BOSTON—IBM for the past couple of years has been aggressively building out its cloud data capabilities, spending billions to bring in companies like Cloudant, SoftLayer and—last month—Compose to bring it up to par with other top-tier cloud service providers like Amazon Web Services.
IBM has for a while had the tools to help organizations build out their private clouds, according to Chris Glew, senior product manager for IBM’s Cloud Data Services unit. What Big Blue needed to do was grow its public cloud technologies to give customers the ability to run their application seamlessly in either private or public environments.
It’s that hybrid model that’s exactly IBM’s sweet spot,” Glew said Aug. 25 during what company officials called the IBM Cloud Data Boot Camp, a half-day event here that was designed to give business intelligence (BI) and data analytics experts a look at what they can do with the vendor’s broad range of cloud data services in general and the cloud-based dashDB hosted data warehousing solution in particular.
It also was the first of at least three such events around the country that IBM has planned to publicize what it has to offer in the realm of cloud-based data services. The company wants to drive developer productivity and innovation around open-source and cloud data services, not only by expanding its portfolio but also by contributing to a range of open-source cloud projects that touch on everything from analytics and mobile to data.
It’s a growing and competitive space. Analysts with research firm Markets and Markets expect the cloud database and database-as-a-service (DBaaS) space to grow from $1.07 billion last year to $14.05 billion by 2019, increasing at an annual rate of more than 67 percent a year. Helping fuel the growth is ability to give developers the tools they need to rapidly spin out Web and mobile applications without having to deal with back-end databases and system administration. Organizations no longer have to plan out what they’re going to do in three- to five-year increments, Glew said.
“The cloud takes away a lot of that barrier of entry,” he said. “The ability to move faster is huge. … They know what they need to do today. Planning down the road is very hard.
It’s also a market populated by the likes of Amazon and Microsoft. IBM officials said Amazon is probably better known for its capabilities at this point, but the gap is narrowing.
“Yes, Amazon is a player, but IBM is catching up,” said John Park, product manager for dashDB, admitting that IBM “was behind the curve in respect to the public cloud.”

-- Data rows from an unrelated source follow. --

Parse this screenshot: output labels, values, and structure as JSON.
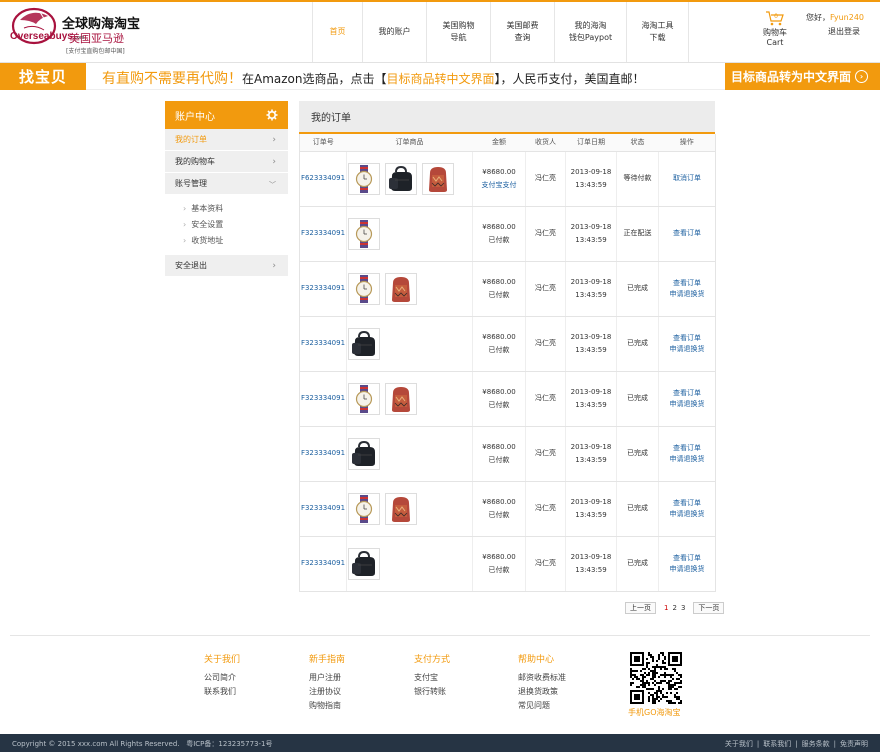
{
  "brand": {
    "title_cn": "全球购海淘宝",
    "name_en": "Overseabuys",
    "name_en_sub": ".com",
    "name_cn": "美国亚马逊",
    "tagline": "[支付宝直购包邮中国]"
  },
  "nav": [
    {
      "label": "首页"
    },
    {
      "label": "我的账户"
    },
    {
      "label": "美国购物\n导航"
    },
    {
      "label": "美国邮费\n查询"
    },
    {
      "label": "我的海淘\n钱包Paypot"
    },
    {
      "label": "海淘工具\n下载"
    }
  ],
  "cart": {
    "label_cn": "购物车",
    "label_en": "Cart",
    "count": "0"
  },
  "user": {
    "greeting": "您好，",
    "name": "Fyun240",
    "logout": "退出登录"
  },
  "banner": {
    "left": "找宝贝",
    "headline": "有直购不需要再代购！",
    "text1": "在Amazon选商品，点击【",
    "text_link": "目标商品转中文界面",
    "text2": "】，人民币支付，美国直邮！",
    "right": "目标商品转为中文界面",
    "right_icon": "arrow-right-circle-icon"
  },
  "sidebar": {
    "title": "账户中心",
    "items": [
      {
        "label": "我的订单"
      },
      {
        "label": "我的购物车"
      },
      {
        "label": "账号管理"
      }
    ],
    "sub_items": [
      "基本资料",
      "安全设置",
      "收货地址"
    ],
    "logout": "安全退出"
  },
  "main": {
    "title": "我的订单",
    "columns": [
      "订单号",
      "订单商品",
      "金额",
      "收货人",
      "订单日期",
      "状态",
      "操作"
    ],
    "orders": [
      {
        "id": "F623334091",
        "items": [
          "watch",
          "bag",
          "backpack"
        ],
        "amount": "¥8680.00",
        "pay": "支付宝支付",
        "receiver": "冯仁亮",
        "date": "2013-09-18",
        "time": "13:43:59",
        "status": "等待付款",
        "actions": [
          "取消订单"
        ]
      },
      {
        "id": "F323334091",
        "items": [
          "watch"
        ],
        "amount": "¥8680.00",
        "pay": "已付款",
        "receiver": "冯仁亮",
        "date": "2013-09-18",
        "time": "13:43:59",
        "status": "正在配送",
        "actions": [
          "查看订单"
        ]
      },
      {
        "id": "F323334091",
        "items": [
          "watch",
          "backpack"
        ],
        "amount": "¥8680.00",
        "pay": "已付款",
        "receiver": "冯仁亮",
        "date": "2013-09-18",
        "time": "13:43:59",
        "status": "已完成",
        "actions": [
          "查看订单",
          "申请退换货"
        ]
      },
      {
        "id": "F323334091",
        "items": [
          "bag"
        ],
        "amount": "¥8680.00",
        "pay": "已付款",
        "receiver": "冯仁亮",
        "date": "2013-09-18",
        "time": "13:43:59",
        "status": "已完成",
        "actions": [
          "查看订单",
          "申请退换货"
        ]
      },
      {
        "id": "F323334091",
        "items": [
          "watch",
          "backpack"
        ],
        "amount": "¥8680.00",
        "pay": "已付款",
        "receiver": "冯仁亮",
        "date": "2013-09-18",
        "time": "13:43:59",
        "status": "已完成",
        "actions": [
          "查看订单",
          "申请退换货"
        ]
      },
      {
        "id": "F323334091",
        "items": [
          "bag"
        ],
        "amount": "¥8680.00",
        "pay": "已付款",
        "receiver": "冯仁亮",
        "date": "2013-09-18",
        "time": "13:43:59",
        "status": "已完成",
        "actions": [
          "查看订单",
          "申请退换货"
        ]
      },
      {
        "id": "F323334091",
        "items": [
          "watch",
          "backpack"
        ],
        "amount": "¥8680.00",
        "pay": "已付款",
        "receiver": "冯仁亮",
        "date": "2013-09-18",
        "time": "13:43:59",
        "status": "已完成",
        "actions": [
          "查看订单",
          "申请退换货"
        ]
      },
      {
        "id": "F323334091",
        "items": [
          "bag"
        ],
        "amount": "¥8680.00",
        "pay": "已付款",
        "receiver": "冯仁亮",
        "date": "2013-09-18",
        "time": "13:43:59",
        "status": "已完成",
        "actions": [
          "查看订单",
          "申请退换货"
        ]
      }
    ]
  },
  "pager": {
    "prev": "上一页",
    "pages": [
      "1",
      "2",
      "3"
    ],
    "current": "1",
    "next": "下一页"
  },
  "footer": {
    "columns": [
      {
        "title": "关于我们",
        "links": [
          "公司简介",
          "联系我们"
        ]
      },
      {
        "title": "新手指南",
        "links": [
          "用户注册",
          "注册协议",
          "购物指南"
        ]
      },
      {
        "title": "支付方式",
        "links": [
          "支付宝",
          "银行转账"
        ]
      },
      {
        "title": "帮助中心",
        "links": [
          "邮资收费标准",
          "退换货政策",
          "常见问题"
        ]
      }
    ],
    "qr_label": "手机GO海淘宝",
    "copyright": "Copyright © 2015 xxx.com All Rights Reserved.",
    "icp": "粤ICP备：123235773-1号",
    "bottom_links": [
      "关于我们",
      "联系我们",
      "服务条款",
      "免责声明"
    ]
  },
  "colors": {
    "accent": "#f29a0e",
    "link": "#1a5e9f",
    "logo": "#a8123e",
    "footer_bg": "#263444"
  }
}
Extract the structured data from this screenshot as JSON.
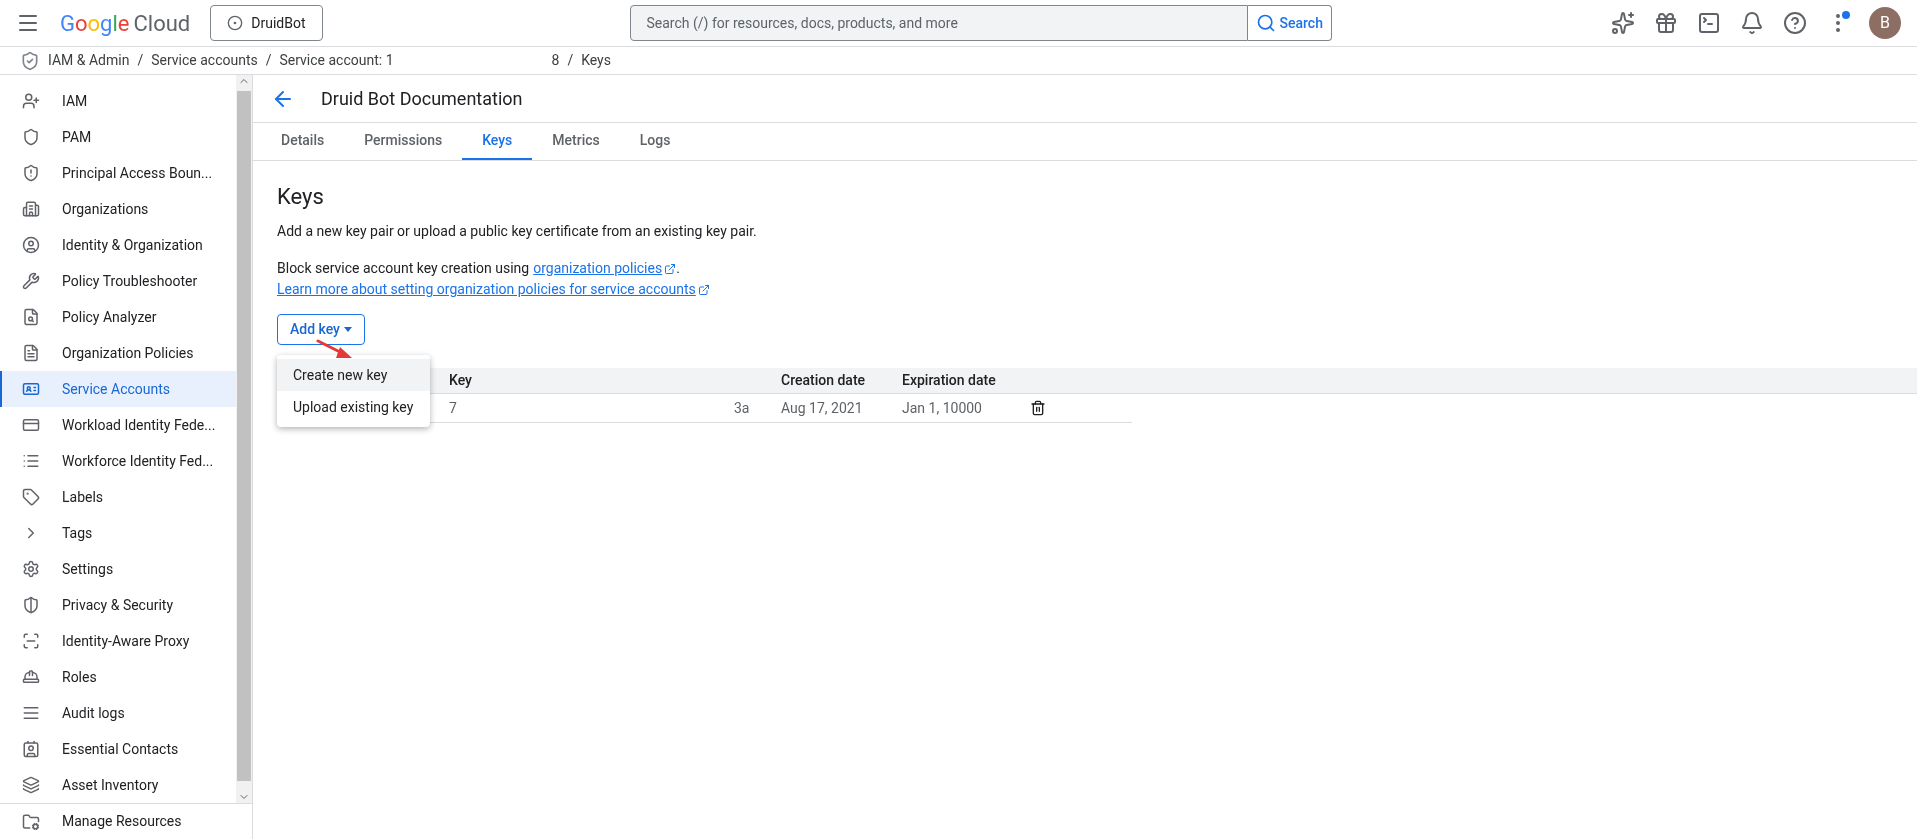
{
  "topbar": {
    "logo_word": "Google",
    "logo_suffix": "Cloud",
    "project": "DruidBot",
    "search": {
      "placeholder": "Search (/) for resources, docs, products, and more",
      "button": "Search"
    },
    "notification_dot": true,
    "avatar": "B"
  },
  "breadcrumb": [
    {
      "label": "IAM & Admin"
    },
    {
      "separator": "/",
      "label": "Service accounts"
    },
    {
      "separator": "/",
      "label": "Service account: 1"
    },
    {
      "label": "8"
    },
    {
      "separator": "/",
      "label": "Keys"
    }
  ],
  "sidebar": {
    "items": [
      {
        "label": "IAM",
        "selected": false
      },
      {
        "label": "PAM",
        "selected": false
      },
      {
        "label": "Principal Access Boun...",
        "selected": false
      },
      {
        "label": "Organizations",
        "selected": false
      },
      {
        "label": "Identity & Organization",
        "selected": false
      },
      {
        "label": "Policy Troubleshooter",
        "selected": false
      },
      {
        "label": "Policy Analyzer",
        "selected": false
      },
      {
        "label": "Organization Policies",
        "selected": false
      },
      {
        "label": "Service Accounts",
        "selected": true
      },
      {
        "label": "Workload Identity Fede...",
        "selected": false
      },
      {
        "label": "Workforce Identity Fed...",
        "selected": false
      },
      {
        "label": "Labels",
        "selected": false
      },
      {
        "label": "Tags",
        "selected": false
      },
      {
        "label": "Settings",
        "selected": false
      },
      {
        "label": "Privacy & Security",
        "selected": false
      },
      {
        "label": "Identity-Aware Proxy",
        "selected": false
      },
      {
        "label": "Roles",
        "selected": false
      },
      {
        "label": "Audit logs",
        "selected": false
      },
      {
        "label": "Essential Contacts",
        "selected": false
      },
      {
        "label": "Asset Inventory",
        "selected": false
      }
    ],
    "footer": "Manage Resources"
  },
  "page": {
    "title": "Druid Bot Documentation",
    "tabs": [
      {
        "label": "Details",
        "selected": false
      },
      {
        "label": "Permissions",
        "selected": false
      },
      {
        "label": "Keys",
        "selected": true
      },
      {
        "label": "Metrics",
        "selected": false
      },
      {
        "label": "Logs",
        "selected": false
      }
    ],
    "heading": "Keys",
    "description": "Add a new key pair or upload a public key certificate from an existing key pair.",
    "policy_text": "Block service account key creation using",
    "policy_link": "organization policies",
    "policy_end": ".",
    "learn_more": "Learn more about setting organization policies for service accounts",
    "add_key": "Add key",
    "menu": [
      {
        "label": "Create new key",
        "selected": true
      },
      {
        "label": "Upload existing key",
        "selected": false
      }
    ],
    "table": {
      "columns": [
        "Key",
        "Creation date",
        "Expiration date"
      ],
      "rows": [
        {
          "key_start": "7",
          "key_end": "3a",
          "created": "Aug 17, 2021",
          "expires": "Jan 1, 10000"
        }
      ]
    }
  }
}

Big Blue is working hard to build out its capabilities. IBM’s Cloud Data Services offerings are composable, integrated services for developers that run on the company’s Bluemix platform-as-a-service (PaaS). During the Boston event, Glew and Park outlined the broad mix of self-service and full-service offerings the vendor offers, from dashDB and DataWorks data refinery service to MongoDB by Compose and Elasticsearch by Compose. Differentiators for IBM over Amazon and others are the deep integration of the services and the strong hybrid model, Glew said.
IBM Puts Its Cloud Data Services on Display

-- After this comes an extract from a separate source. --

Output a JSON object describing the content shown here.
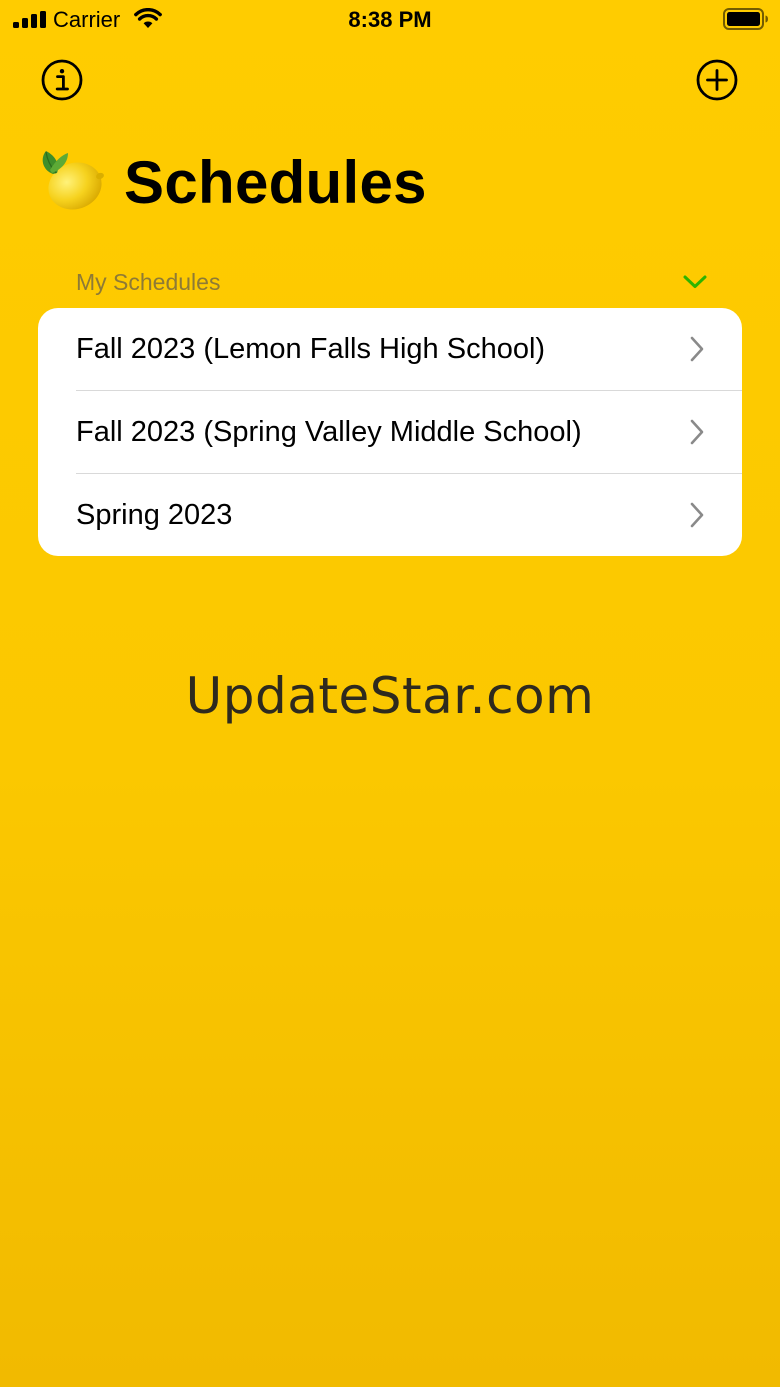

The company also demonstrated the capabilities of dashDB, which was first introduced in October 2014. Last month IBM rolled out dashDB Enterprise MPP (massively parallel processing) for faster query and greater scalability. Park said the new offering can scale to 20TB now, and will grow throughout the year and getting to the petabyte level in 2016. IBM also enhanced dashDB’s compatibility with Oracle and Netezza.
Shiv Sehgal, solutions architect for RSG Media, said his company is wrapping up a proof-of-concept (PoC) using Cloudant and dashDB as it looks to move more of its data services to the cloud. What attracted RSG Media to the IBM technologies was the tight integration between the services and the scalability of the Cloudant offering.
RSG Media offers a range of software and services to media companies to help them maximize revenues they can get from their content and advertising. Those media companies not only include cable and broadcasting entities, but also entertainment, gaming and publishing firms. All those companies want to be able to quickly collect, analyze and act on the reams of data they have coming in regarding how viewers are consuming their products, Sehgal said.
Episodes in television series can cost $1 million to $2 million or more to produce, so broadcasters want to make sure that they’re airing the shows at the right time to ensure that they’re getting the best return on each showing, he said. Being able to analyze the data they’re collecting and acting on the insights gleaned for the data is important to the companies.
The PoC involves developing applications they can use to help schedule their TV lineups and how best to maximize their advertising. RGS Media will have a soft launch of the applications in September, then a hard one in April 2016, Sehgal told eWEEK.